Work instructions: Retype each line of the material below word for word; pictures stay out.
(Given data)
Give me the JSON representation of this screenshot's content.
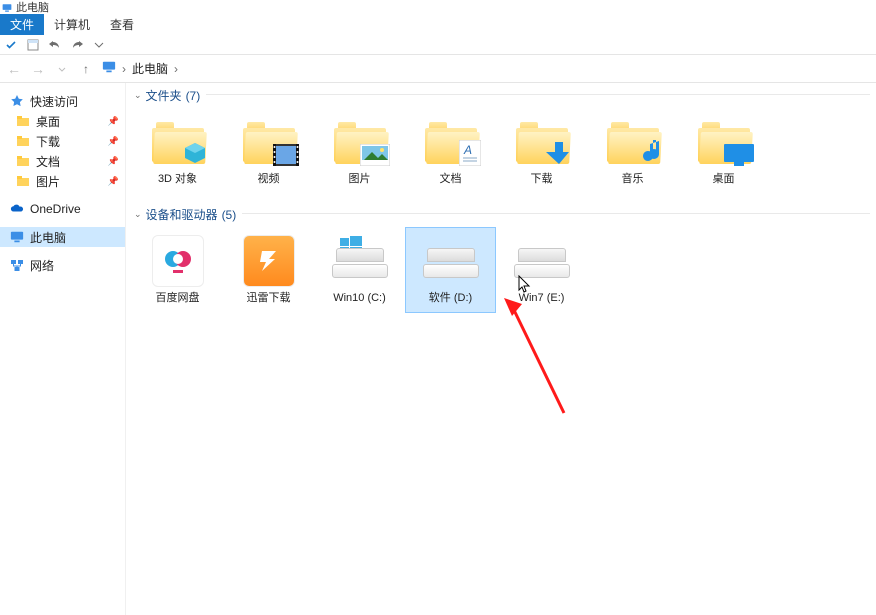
{
  "window": {
    "title": "此电脑"
  },
  "ribbon": {
    "tabs": {
      "file": "文件",
      "computer": "计算机",
      "view": "查看"
    }
  },
  "breadcrumb": {
    "location": "此电脑"
  },
  "sidebar": {
    "quick": {
      "label": "快速访问",
      "items": [
        "桌面",
        "下载",
        "文档",
        "图片"
      ]
    },
    "onedrive": "OneDrive",
    "thispc": "此电脑",
    "network": "网络"
  },
  "sections": {
    "folders": {
      "title": "文件夹",
      "count": "(7)",
      "items": [
        "3D 对象",
        "视频",
        "图片",
        "文档",
        "下载",
        "音乐",
        "桌面"
      ]
    },
    "devices": {
      "title": "设备和驱动器",
      "count": "(5)",
      "items": [
        "百度网盘",
        "迅雷下载",
        "Win10 (C:)",
        "软件 (D:)",
        "Win7 (E:)"
      ],
      "selected_index": 3
    }
  }
}
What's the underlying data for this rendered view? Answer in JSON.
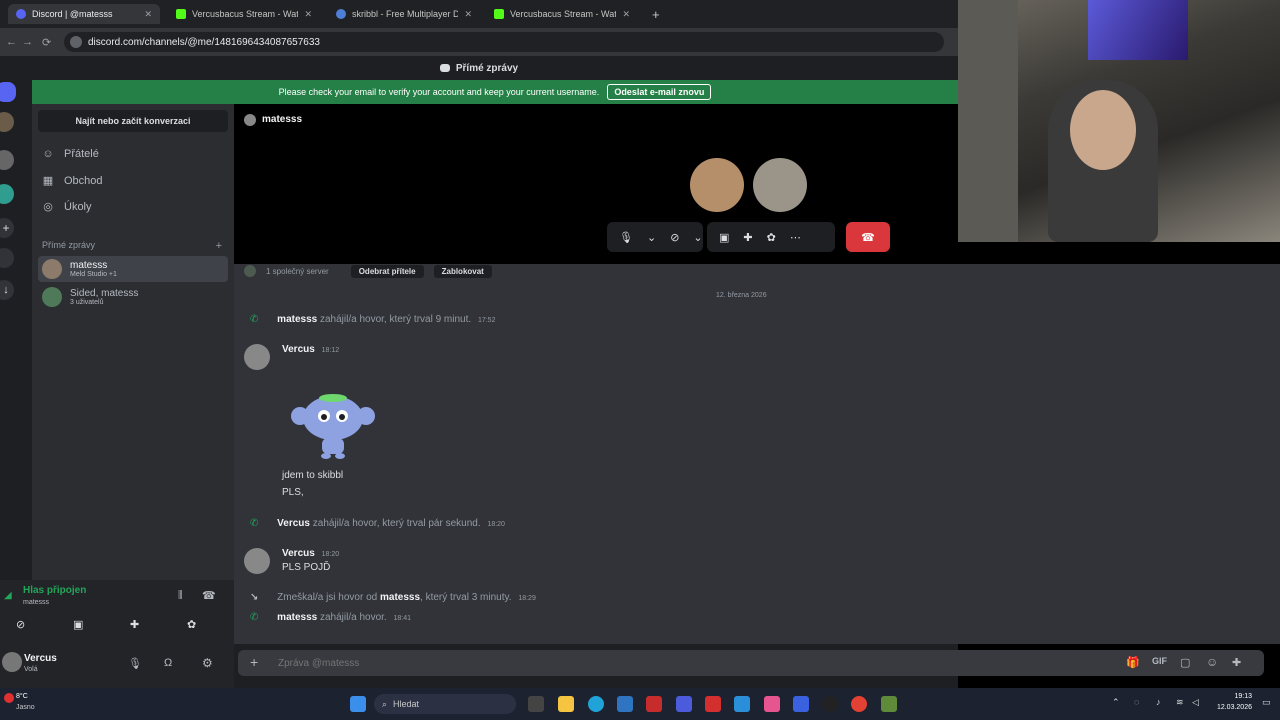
{
  "browser": {
    "tabs": [
      {
        "label": "Discord | @matesss",
        "active": true
      },
      {
        "label": "Vercusbacus Stream - Watch Li",
        "active": false
      },
      {
        "label": "skribbl - Free Multiplayer Draw",
        "active": false
      },
      {
        "label": "Vercusbacus Stream - Watch Li",
        "active": false
      }
    ],
    "url": "discord.com/channels/@me/1481696434087657633"
  },
  "discord": {
    "topbar_title": "Přímé zprávy",
    "banner": {
      "text": "Please check your email to verify your account and keep your current username.",
      "button": "Odeslat e-mail znovu"
    },
    "search_placeholder": "Najít nebo začít konverzaci",
    "nav": [
      {
        "label": "Přátelé",
        "icon": "friends-icon"
      },
      {
        "label": "Obchod",
        "icon": "shop-icon"
      },
      {
        "label": "Úkoly",
        "icon": "quests-icon"
      }
    ],
    "dm_header": "Přímé zprávy",
    "dms": [
      {
        "name": "matesss",
        "sub": "Meld Studio +1"
      },
      {
        "name": "Sided, matesss",
        "sub": "3 uživatelů"
      }
    ],
    "voice": {
      "status": "Hlas připojen",
      "channel": "matesss"
    },
    "user": {
      "name": "Vercus",
      "status": "Volá"
    },
    "call_title": "matesss",
    "profile_bar": {
      "mutual": "1 společný server",
      "remove": "Odebrat přítele",
      "block": "Zablokovat"
    },
    "date_divider": "12. března 2026",
    "messages": [
      {
        "type": "call",
        "author": "matesss",
        "text": "zahájil/a hovor, který trval 9 minut.",
        "time": "17:52"
      },
      {
        "type": "msg",
        "author": "Vercus",
        "time": "18:12",
        "lines": [
          "jdem to skibbl",
          "PLS,"
        ]
      },
      {
        "type": "call",
        "author": "Vercus",
        "text": "zahájil/a hovor, který trval pár sekund.",
        "time": "18:20"
      },
      {
        "type": "msg",
        "author": "Vercus",
        "time": "18:20",
        "lines": [
          "PLS POJĎ"
        ]
      },
      {
        "type": "missed",
        "prefix": "Zmeškal/a jsi hovor od",
        "author": "matesss",
        "text": ", který trval 3 minuty.",
        "time": "18:29"
      },
      {
        "type": "call",
        "author": "matesss",
        "text": "zahájil/a hovor.",
        "time": "18:41"
      }
    ],
    "composer_placeholder": "Zpráva @matesss"
  },
  "taskbar": {
    "weather_temp": "8°C",
    "weather_text": "Jasno",
    "search": "Hledat",
    "time": "19:13",
    "date": "12.03.2026"
  },
  "colors": {
    "accent_green": "#23a55a",
    "banner": "#248046",
    "hangup": "#da373c",
    "discord_blurple": "#5865f2"
  }
}
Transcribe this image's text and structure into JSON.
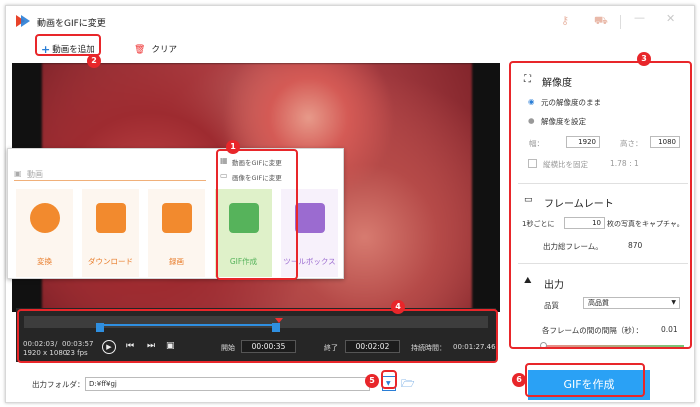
{
  "window": {
    "title": "動画をGIFに変更"
  },
  "toolbar": {
    "add_label": "動画を追加",
    "clear_label": "クリア"
  },
  "popup": {
    "header": "動画",
    "menu": [
      "動画をGIFに変更",
      "画像をGIFに変更"
    ],
    "tiles": [
      {
        "label": "変換",
        "color": "#f28a2e"
      },
      {
        "label": "ダウンロード",
        "color": "#f28a2e"
      },
      {
        "label": "録画",
        "color": "#f28a2e"
      },
      {
        "label": "GIF作成",
        "color": "#56b35b"
      },
      {
        "label": "ツールボックス",
        "color": "#9b6bd0"
      }
    ]
  },
  "player": {
    "current": "00:02:03",
    "total": "00:03:57",
    "sep": "/",
    "resolution": "1920 x 1080",
    "fps": "23 fps",
    "start_label": "開始",
    "start": "00:00:35",
    "end_label": "終了",
    "end": "00:02:02",
    "duration_label": "持続時間：",
    "duration": "00:01:27.46"
  },
  "panel": {
    "resolution_title": "解像度",
    "keep_original": "元の解像度のまま",
    "set_resolution": "解像度を設定",
    "width_label": "幅：",
    "width": "1920",
    "height_label": "高さ：",
    "height": "1080",
    "aspect_label": "縦横比を固定",
    "aspect_value": "1.78 : 1",
    "framerate_title": "フレームレート",
    "per_sec_label": "1秒ごとに",
    "per_sec_value": "10",
    "per_sec_suffix": "枚の写真をキャプチャ。",
    "total_frames_label": "出力総フレーム。",
    "total_frames": "870",
    "output_title": "出力",
    "quality_label": "品質",
    "quality": "高品質",
    "interval_label": "各フレームの間の間隔（秒）：",
    "interval": "0.01"
  },
  "bottom": {
    "folder_label": "出力フォルダ：",
    "folder_path": "D:¥ff¥gj",
    "make_gif": "GIFを作成"
  },
  "badges": [
    "1",
    "2",
    "3",
    "4",
    "5",
    "6"
  ],
  "colors": {
    "accent": "#2aa1f5",
    "annotation": "#e8262a"
  }
}
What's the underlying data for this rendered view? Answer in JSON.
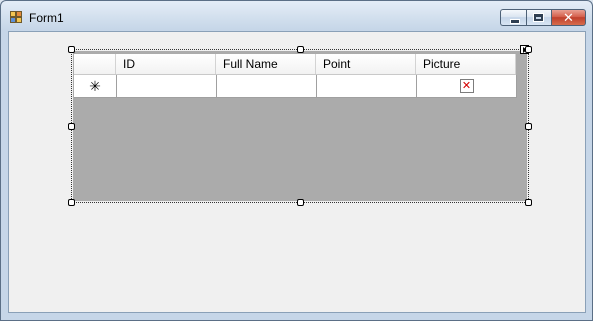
{
  "window": {
    "title": "Form1",
    "icon": "form-app-icon",
    "caption_buttons": [
      "minimize-icon",
      "maximize-icon",
      "close-icon"
    ],
    "colors": {
      "titlebar": "#c6d6e8",
      "close": "#d4604c"
    }
  },
  "datagrid": {
    "columns": [
      "ID",
      "Full Name",
      "Point",
      "Picture"
    ],
    "new_row_glyph": "✳",
    "new_row_icon": "asterisk-icon",
    "picture_icon": "broken-image-icon",
    "picture_glyph": "✕",
    "background_color": "#ababab"
  }
}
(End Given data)
Result of the task:
Give me the JSON representation of this screenshot's content.
{
  "window": {
    "title": "此电脑"
  },
  "ribbon": {
    "tabs": {
      "file": "文件",
      "computer": "计算机",
      "view": "查看"
    }
  },
  "breadcrumb": {
    "location": "此电脑"
  },
  "sidebar": {
    "quick": {
      "label": "快速访问",
      "items": [
        "桌面",
        "下载",
        "文档",
        "图片"
      ]
    },
    "onedrive": "OneDrive",
    "thispc": "此电脑",
    "network": "网络"
  },
  "sections": {
    "folders": {
      "title": "文件夹",
      "count": "(7)",
      "items": [
        "3D 对象",
        "视频",
        "图片",
        "文档",
        "下载",
        "音乐",
        "桌面"
      ]
    },
    "devices": {
      "title": "设备和驱动器",
      "count": "(5)",
      "items": [
        "百度网盘",
        "迅雷下载",
        "Win10 (C:)",
        "软件 (D:)",
        "Win7 (E:)"
      ],
      "selected_index": 3
    }
  }
}
What's the underlying data for this rendered view? Answer in JSON.
{
  "browser": {
    "tabs": [
      {
        "label": "Discord | @matesss",
        "active": true
      },
      {
        "label": "Vercusbacus Stream - Watch Li",
        "active": false
      },
      {
        "label": "skribbl - Free Multiplayer Draw",
        "active": false
      },
      {
        "label": "Vercusbacus Stream - Watch Li",
        "active": false
      }
    ],
    "url": "discord.com/channels/@me/1481696434087657633"
  },
  "discord": {
    "topbar_title": "Přímé zprávy",
    "banner": {
      "text": "Please check your email to verify your account and keep your current username.",
      "button": "Odeslat e-mail znovu"
    },
    "search_placeholder": "Najít nebo začít konverzaci",
    "nav": [
      {
        "label": "Přátelé",
        "icon": "friends-icon"
      },
      {
        "label": "Obchod",
        "icon": "shop-icon"
      },
      {
        "label": "Úkoly",
        "icon": "quests-icon"
      }
    ],
    "dm_header": "Přímé zprávy",
    "dms": [
      {
        "name": "matesss",
        "sub": "Meld Studio +1"
      },
      {
        "name": "Sided, matesss",
        "sub": "3 uživatelů"
      }
    ],
    "voice": {
      "status": "Hlas připojen",
      "channel": "matesss"
    },
    "user": {
      "name": "Vercus",
      "status": "Volá"
    },
    "call_title": "matesss",
    "profile_bar": {
      "mutual": "1 společný server",
      "remove": "Odebrat přítele",
      "block": "Zablokovat"
    },
    "date_divider": "12. března 2026",
    "messages": [
      {
        "type": "call",
        "author": "matesss",
        "text": "zahájil/a hovor, který trval 9 minut.",
        "time": "17:52"
      },
      {
        "type": "msg",
        "author": "Vercus",
        "time": "18:12",
        "lines": [
          "jdem to skibbl",
          "PLS,"
        ]
      },
      {
        "type": "call",
        "author": "Vercus",
        "text": "zahájil/a hovor, který trval pár sekund.",
        "time": "18:20"
      },
      {
        "type": "msg",
        "author": "Vercus",
        "time": "18:20",
        "lines": [
          "PLS POJĎ"
        ]
      },
      {
        "type": "missed",
        "prefix": "Zmeškal/a jsi hovor od",
        "author": "matesss",
        "text": ", který trval 3 minuty.",
        "time": "18:29"
      },
      {
        "type": "call",
        "author": "matesss",
        "text": "zahájil/a hovor.",
        "time": "18:41"
      }
    ],
    "composer_placeholder": "Zpráva @matesss"
  },
  "taskbar": {
    "weather_temp": "8°C",
    "weather_text": "Jasno",
    "search": "Hledat",
    "time": "19:13",
    "date": "12.03.2026"
  },
  "colors": {
    "accent_green": "#23a55a",
    "banner": "#248046",
    "hangup": "#da373c",
    "discord_blurple": "#5865f2"
  }
}
Transcribe this image's text and structure into JSON.
{
  "window": {
    "title": "動画をGIFに変更"
  },
  "toolbar": {
    "add_label": "動画を追加",
    "clear_label": "クリア"
  },
  "popup": {
    "header": "動画",
    "menu": [
      "動画をGIFに変更",
      "画像をGIFに変更"
    ],
    "tiles": [
      {
        "label": "変換",
        "color": "#f28a2e"
      },
      {
        "label": "ダウンロード",
        "color": "#f28a2e"
      },
      {
        "label": "録画",
        "color": "#f28a2e"
      },
      {
        "label": "GIF作成",
        "color": "#56b35b"
      },
      {
        "label": "ツールボックス",
        "color": "#9b6bd0"
      }
    ]
  },
  "player": {
    "current": "00:02:03",
    "total": "00:03:57",
    "sep": "/",
    "resolution": "1920 x 1080",
    "fps": "23 fps",
    "start_label": "開始",
    "start": "00:00:35",
    "end_label": "終了",
    "end": "00:02:02",
    "duration_label": "持続時間：",
    "duration": "00:01:27.46"
  },
  "panel": {
    "resolution_title": "解像度",
    "keep_original": "元の解像度のまま",
    "set_resolution": "解像度を設定",
    "width_label": "幅：",
    "width": "1920",
    "height_label": "高さ：",
    "height": "1080",
    "aspect_label": "縦横比を固定",
    "aspect_value": "1.78 : 1",
    "framerate_title": "フレームレート",
    "per_sec_label": "1秒ごとに",
    "per_sec_value": "10",
    "per_sec_suffix": "枚の写真をキャプチャ。",
    "total_frames_label": "出力総フレーム。",
    "total_frames": "870",
    "output_title": "出力",
    "quality_label": "品質",
    "quality": "高品質",
    "interval_label": "各フレームの間の間隔（秒）：",
    "interval": "0.01"
  },
  "bottom": {
    "folder_label": "出力フォルダ：",
    "folder_path": "D:¥ff¥gj",
    "make_gif": "GIFを作成"
  },
  "badges": [
    "1",
    "2",
    "3",
    "4",
    "5",
    "6"
  ],
  "colors": {
    "accent": "#2aa1f5",
    "annotation": "#e8262a"
  }
}
What's the underlying data for this rendered view? Answer in JSON.
{
  "window": {
    "title": "Form1",
    "icon": "form-app-icon",
    "caption_buttons": [
      "minimize-icon",
      "maximize-icon",
      "close-icon"
    ],
    "colors": {
      "titlebar": "#c6d6e8",
      "close": "#d4604c"
    }
  },
  "datagrid": {
    "columns": [
      "ID",
      "Full Name",
      "Point",
      "Picture"
    ],
    "new_row_glyph": "✳",
    "new_row_icon": "asterisk-icon",
    "picture_icon": "broken-image-icon",
    "picture_glyph": "✕",
    "background_color": "#ababab"
  }
}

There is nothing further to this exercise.